**ABOUT THIS TASK:** Search the entries below for the word "avatar", then copy each line in which it is found.

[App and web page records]
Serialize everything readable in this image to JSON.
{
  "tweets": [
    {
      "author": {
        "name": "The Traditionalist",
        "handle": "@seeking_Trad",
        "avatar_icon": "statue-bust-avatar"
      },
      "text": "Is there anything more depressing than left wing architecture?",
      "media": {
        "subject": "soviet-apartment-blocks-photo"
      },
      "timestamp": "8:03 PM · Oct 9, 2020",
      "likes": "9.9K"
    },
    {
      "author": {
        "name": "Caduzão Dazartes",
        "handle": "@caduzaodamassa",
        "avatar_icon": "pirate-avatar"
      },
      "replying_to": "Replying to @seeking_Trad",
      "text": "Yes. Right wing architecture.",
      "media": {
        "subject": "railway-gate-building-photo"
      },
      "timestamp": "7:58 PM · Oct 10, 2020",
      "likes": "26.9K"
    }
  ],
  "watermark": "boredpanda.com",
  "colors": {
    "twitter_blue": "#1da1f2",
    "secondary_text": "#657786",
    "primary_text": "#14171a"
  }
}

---

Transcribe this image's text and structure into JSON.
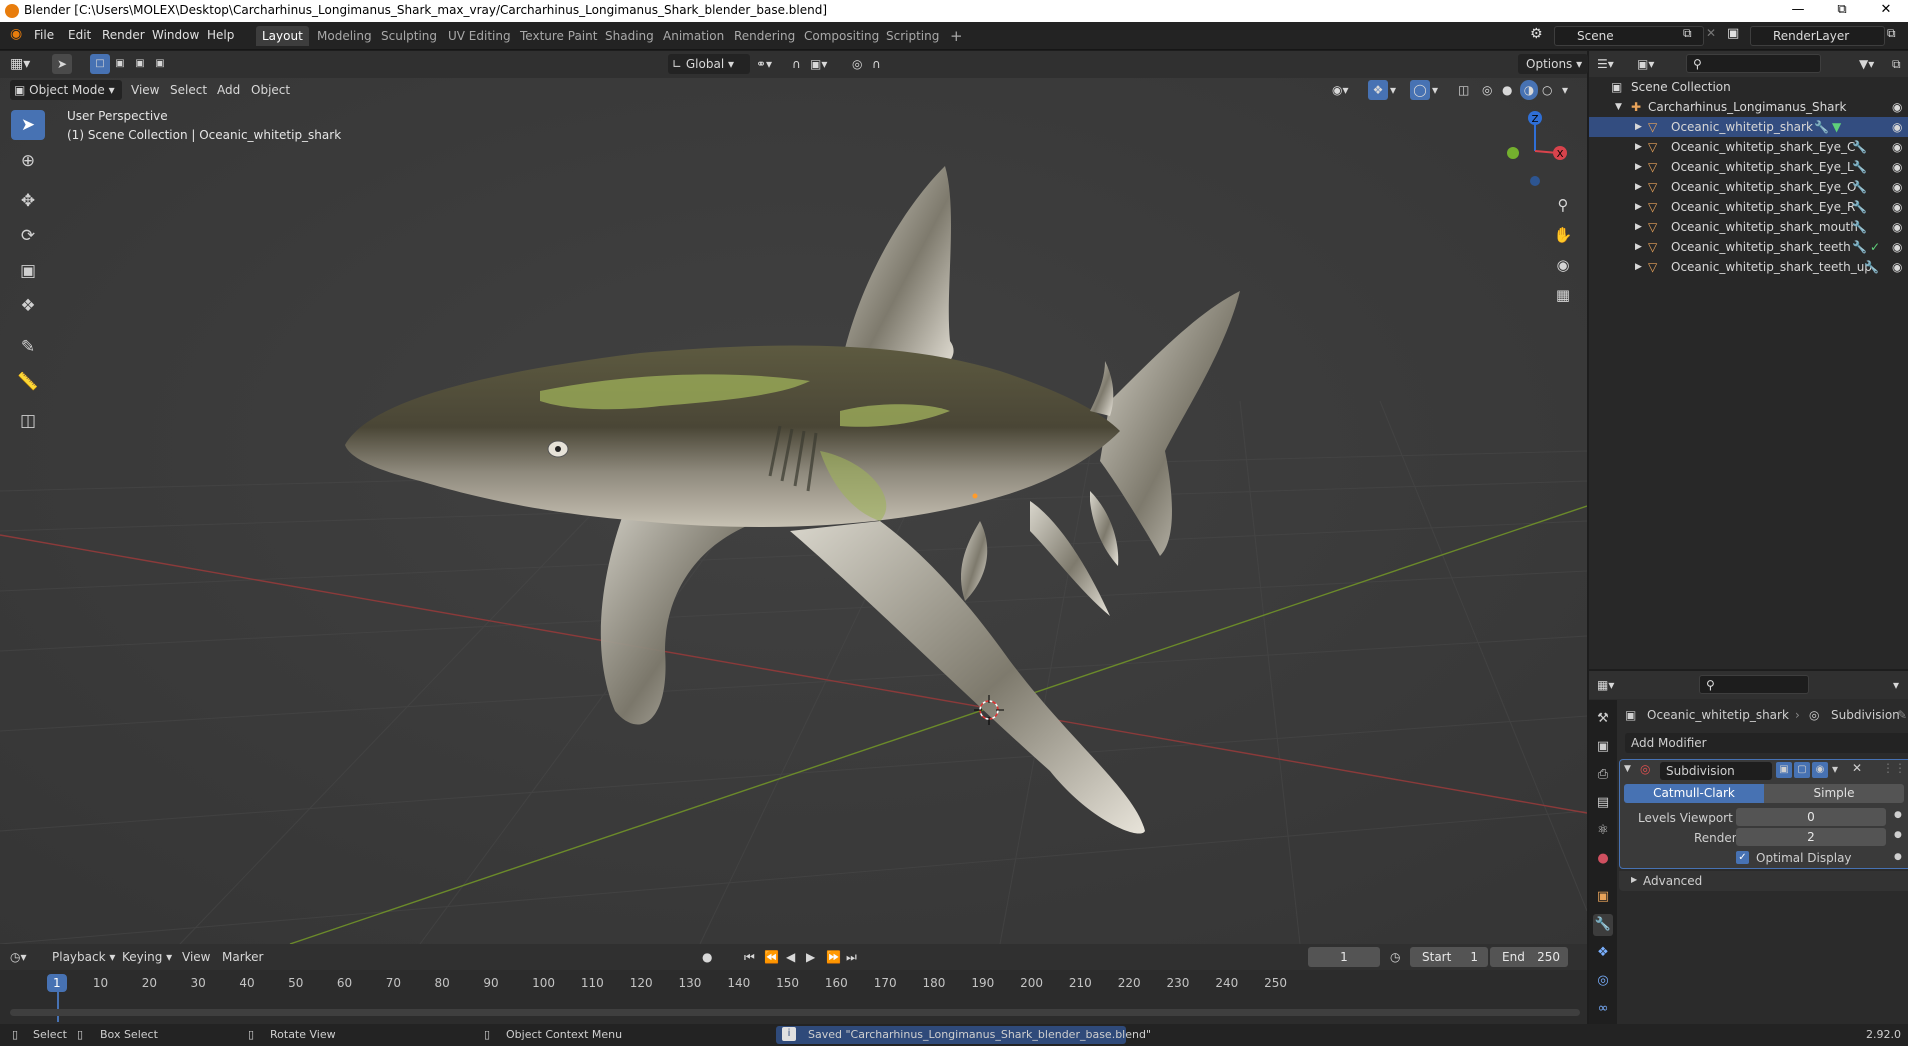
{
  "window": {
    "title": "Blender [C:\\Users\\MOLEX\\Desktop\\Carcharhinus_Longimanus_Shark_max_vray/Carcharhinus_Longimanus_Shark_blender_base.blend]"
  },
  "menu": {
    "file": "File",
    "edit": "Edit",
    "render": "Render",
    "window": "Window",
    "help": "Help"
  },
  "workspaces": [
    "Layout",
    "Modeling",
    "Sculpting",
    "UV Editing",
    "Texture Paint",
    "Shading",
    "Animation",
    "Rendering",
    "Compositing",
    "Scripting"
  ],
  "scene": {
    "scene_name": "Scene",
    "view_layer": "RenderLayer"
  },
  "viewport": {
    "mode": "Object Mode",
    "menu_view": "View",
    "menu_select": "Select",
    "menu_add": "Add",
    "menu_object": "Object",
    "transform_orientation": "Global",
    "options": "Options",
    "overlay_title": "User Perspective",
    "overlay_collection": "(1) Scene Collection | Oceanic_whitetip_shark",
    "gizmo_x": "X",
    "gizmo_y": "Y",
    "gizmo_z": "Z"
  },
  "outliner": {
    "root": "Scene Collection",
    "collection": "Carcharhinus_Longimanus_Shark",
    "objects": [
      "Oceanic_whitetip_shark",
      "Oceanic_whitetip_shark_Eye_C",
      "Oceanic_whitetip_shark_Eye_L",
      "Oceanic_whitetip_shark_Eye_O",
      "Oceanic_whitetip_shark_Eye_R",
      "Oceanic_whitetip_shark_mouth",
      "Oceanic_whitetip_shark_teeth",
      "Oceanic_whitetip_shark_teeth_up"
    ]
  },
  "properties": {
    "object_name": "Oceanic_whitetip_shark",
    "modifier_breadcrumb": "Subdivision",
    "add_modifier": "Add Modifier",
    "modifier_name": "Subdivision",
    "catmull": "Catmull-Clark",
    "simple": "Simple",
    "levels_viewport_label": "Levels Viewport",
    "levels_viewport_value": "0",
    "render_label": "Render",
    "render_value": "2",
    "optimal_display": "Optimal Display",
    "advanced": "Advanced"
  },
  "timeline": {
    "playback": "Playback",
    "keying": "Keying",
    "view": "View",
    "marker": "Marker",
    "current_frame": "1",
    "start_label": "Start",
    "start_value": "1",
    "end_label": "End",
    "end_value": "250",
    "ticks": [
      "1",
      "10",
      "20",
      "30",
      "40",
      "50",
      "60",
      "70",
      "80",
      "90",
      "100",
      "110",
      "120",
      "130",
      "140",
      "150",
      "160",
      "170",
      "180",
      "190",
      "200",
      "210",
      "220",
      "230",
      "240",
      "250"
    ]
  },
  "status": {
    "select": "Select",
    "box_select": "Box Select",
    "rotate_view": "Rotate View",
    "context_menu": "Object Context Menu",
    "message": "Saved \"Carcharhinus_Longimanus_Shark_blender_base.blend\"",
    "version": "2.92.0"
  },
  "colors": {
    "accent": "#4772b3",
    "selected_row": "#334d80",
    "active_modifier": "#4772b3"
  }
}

**ANSWER SPACE:**
        "avatar_icon": "statue-bust-avatar"
        "avatar_icon": "pirate-avatar"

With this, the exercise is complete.